DATASET RECORDS:
★ ★ ★ ★ ★

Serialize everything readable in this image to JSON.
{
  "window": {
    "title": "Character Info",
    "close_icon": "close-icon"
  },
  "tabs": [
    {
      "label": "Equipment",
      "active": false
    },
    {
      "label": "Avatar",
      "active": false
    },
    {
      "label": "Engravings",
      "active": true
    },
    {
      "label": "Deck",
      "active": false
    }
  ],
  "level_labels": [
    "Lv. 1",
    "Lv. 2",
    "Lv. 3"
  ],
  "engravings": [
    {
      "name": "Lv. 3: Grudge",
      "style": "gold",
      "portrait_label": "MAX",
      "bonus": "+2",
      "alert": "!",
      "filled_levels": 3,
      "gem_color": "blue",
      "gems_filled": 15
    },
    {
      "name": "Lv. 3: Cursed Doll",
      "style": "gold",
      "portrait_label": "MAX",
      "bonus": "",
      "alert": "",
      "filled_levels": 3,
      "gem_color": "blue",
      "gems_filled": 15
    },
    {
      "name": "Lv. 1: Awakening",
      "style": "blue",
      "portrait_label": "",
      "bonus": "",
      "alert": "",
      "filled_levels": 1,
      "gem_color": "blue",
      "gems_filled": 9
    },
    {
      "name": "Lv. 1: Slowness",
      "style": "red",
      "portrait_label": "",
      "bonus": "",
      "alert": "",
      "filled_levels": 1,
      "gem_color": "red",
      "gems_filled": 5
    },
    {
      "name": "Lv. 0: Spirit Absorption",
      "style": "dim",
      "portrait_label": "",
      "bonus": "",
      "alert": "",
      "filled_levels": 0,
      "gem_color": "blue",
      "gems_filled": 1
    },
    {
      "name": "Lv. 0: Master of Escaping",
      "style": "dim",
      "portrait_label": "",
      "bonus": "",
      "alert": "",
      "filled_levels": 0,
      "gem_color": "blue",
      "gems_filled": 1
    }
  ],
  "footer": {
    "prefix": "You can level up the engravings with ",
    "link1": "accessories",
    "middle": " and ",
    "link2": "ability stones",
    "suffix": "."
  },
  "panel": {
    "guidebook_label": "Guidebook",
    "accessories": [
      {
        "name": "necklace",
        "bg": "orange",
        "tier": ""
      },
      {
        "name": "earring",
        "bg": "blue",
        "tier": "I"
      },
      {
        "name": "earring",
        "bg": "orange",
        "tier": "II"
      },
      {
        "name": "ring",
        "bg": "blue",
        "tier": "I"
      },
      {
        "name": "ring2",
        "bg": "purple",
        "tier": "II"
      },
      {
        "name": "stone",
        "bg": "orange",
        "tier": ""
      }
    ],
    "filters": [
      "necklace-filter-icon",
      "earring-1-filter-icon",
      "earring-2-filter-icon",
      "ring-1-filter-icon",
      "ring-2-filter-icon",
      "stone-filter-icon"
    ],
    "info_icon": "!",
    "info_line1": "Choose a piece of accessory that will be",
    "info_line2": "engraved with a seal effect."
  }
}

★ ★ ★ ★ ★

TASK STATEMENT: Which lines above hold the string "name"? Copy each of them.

EXERCISE SOLUTION:
      "name": "Lv. 3: Grudge",
      "name": "Lv. 3: Cursed Doll",
      "name": "Lv. 1: Awakening",
      "name": "Lv. 1: Slowness",
      "name": "Lv. 0: Spirit Absorption",
      "name": "Lv. 0: Master of Escaping",
        "name": "necklace",
        "name": "earring",
        "name": "earring",
        "name": "ring",
        "name": "ring2",
        "name": "stone",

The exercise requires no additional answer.